## Goal of the exercise:
Which lines in the records below hold the word "price"? Copy each of them.
↓↓↓
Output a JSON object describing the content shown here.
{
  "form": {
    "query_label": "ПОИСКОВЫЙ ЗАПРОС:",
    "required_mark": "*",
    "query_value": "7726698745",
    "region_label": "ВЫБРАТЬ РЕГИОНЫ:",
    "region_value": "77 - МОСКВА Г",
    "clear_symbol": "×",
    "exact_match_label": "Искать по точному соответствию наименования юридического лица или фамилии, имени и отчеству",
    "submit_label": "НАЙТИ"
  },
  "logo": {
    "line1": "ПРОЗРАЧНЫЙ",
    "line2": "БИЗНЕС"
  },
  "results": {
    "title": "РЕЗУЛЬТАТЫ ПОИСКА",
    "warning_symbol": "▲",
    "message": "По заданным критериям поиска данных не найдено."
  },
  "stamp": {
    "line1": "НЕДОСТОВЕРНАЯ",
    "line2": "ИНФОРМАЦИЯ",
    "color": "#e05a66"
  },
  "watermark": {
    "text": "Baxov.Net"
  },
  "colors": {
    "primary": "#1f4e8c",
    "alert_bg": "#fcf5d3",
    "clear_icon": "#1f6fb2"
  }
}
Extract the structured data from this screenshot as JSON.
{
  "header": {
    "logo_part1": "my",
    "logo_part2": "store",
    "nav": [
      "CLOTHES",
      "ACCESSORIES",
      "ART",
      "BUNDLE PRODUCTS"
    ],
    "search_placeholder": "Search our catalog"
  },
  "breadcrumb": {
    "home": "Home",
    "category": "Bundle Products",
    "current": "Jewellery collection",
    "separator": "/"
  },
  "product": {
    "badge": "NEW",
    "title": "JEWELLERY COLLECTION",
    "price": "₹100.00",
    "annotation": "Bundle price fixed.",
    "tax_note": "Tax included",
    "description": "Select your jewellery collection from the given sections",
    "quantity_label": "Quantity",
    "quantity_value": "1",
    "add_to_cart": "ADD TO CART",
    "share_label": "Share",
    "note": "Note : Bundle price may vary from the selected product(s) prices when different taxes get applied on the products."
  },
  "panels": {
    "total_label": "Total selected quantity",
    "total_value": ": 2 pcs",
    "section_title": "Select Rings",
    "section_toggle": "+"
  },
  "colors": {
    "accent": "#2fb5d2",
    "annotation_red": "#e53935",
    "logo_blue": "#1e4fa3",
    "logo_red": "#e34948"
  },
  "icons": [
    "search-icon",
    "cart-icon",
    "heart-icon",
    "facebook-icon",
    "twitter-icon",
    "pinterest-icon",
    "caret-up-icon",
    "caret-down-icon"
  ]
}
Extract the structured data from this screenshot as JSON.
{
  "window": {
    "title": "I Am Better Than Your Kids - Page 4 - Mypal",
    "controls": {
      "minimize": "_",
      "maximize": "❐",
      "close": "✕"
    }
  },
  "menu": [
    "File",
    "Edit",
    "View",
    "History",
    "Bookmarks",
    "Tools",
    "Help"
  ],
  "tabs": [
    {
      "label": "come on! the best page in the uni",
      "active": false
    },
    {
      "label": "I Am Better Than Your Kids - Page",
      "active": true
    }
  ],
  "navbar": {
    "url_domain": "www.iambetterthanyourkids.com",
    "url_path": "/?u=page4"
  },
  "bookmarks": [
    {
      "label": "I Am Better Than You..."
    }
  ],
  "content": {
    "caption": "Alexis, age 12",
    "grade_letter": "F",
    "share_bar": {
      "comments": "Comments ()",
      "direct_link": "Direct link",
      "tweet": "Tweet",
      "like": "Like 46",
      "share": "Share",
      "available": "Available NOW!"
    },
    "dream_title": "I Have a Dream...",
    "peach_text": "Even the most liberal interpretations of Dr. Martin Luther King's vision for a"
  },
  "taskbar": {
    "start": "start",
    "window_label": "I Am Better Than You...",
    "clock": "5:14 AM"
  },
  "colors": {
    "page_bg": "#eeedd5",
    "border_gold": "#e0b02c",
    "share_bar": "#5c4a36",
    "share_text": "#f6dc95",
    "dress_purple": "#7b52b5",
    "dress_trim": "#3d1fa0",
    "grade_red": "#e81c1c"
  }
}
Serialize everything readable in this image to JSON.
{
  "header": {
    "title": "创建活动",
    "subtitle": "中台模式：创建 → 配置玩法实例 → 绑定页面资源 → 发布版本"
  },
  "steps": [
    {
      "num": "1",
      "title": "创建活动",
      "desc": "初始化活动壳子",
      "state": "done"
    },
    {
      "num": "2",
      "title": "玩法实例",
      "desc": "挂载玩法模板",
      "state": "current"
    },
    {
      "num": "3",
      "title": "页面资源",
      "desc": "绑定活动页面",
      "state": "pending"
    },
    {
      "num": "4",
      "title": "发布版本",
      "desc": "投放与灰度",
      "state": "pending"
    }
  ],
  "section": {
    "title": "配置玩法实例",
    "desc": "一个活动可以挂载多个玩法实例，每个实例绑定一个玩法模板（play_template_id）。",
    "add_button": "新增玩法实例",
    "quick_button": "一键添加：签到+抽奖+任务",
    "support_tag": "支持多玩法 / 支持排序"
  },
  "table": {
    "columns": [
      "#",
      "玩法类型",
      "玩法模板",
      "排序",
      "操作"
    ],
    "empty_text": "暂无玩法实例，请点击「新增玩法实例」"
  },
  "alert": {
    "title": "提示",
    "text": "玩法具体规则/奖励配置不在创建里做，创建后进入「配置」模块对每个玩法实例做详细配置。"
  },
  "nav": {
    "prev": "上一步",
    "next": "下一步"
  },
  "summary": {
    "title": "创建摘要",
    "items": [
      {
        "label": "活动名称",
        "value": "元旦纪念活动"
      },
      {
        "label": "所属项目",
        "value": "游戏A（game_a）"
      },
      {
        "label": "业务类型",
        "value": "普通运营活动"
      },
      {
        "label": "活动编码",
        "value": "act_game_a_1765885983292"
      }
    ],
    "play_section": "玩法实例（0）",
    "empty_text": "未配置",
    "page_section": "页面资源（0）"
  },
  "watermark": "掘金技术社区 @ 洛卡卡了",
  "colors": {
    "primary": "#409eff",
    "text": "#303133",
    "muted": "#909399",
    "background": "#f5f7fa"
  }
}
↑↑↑
## Answer for the task:
    "price": "₹100.00",
    "annotation": "Bundle price fixed.",
    "note": "Note : Bundle price may vary from the selected product(s) prices when different taxes get applied on the products."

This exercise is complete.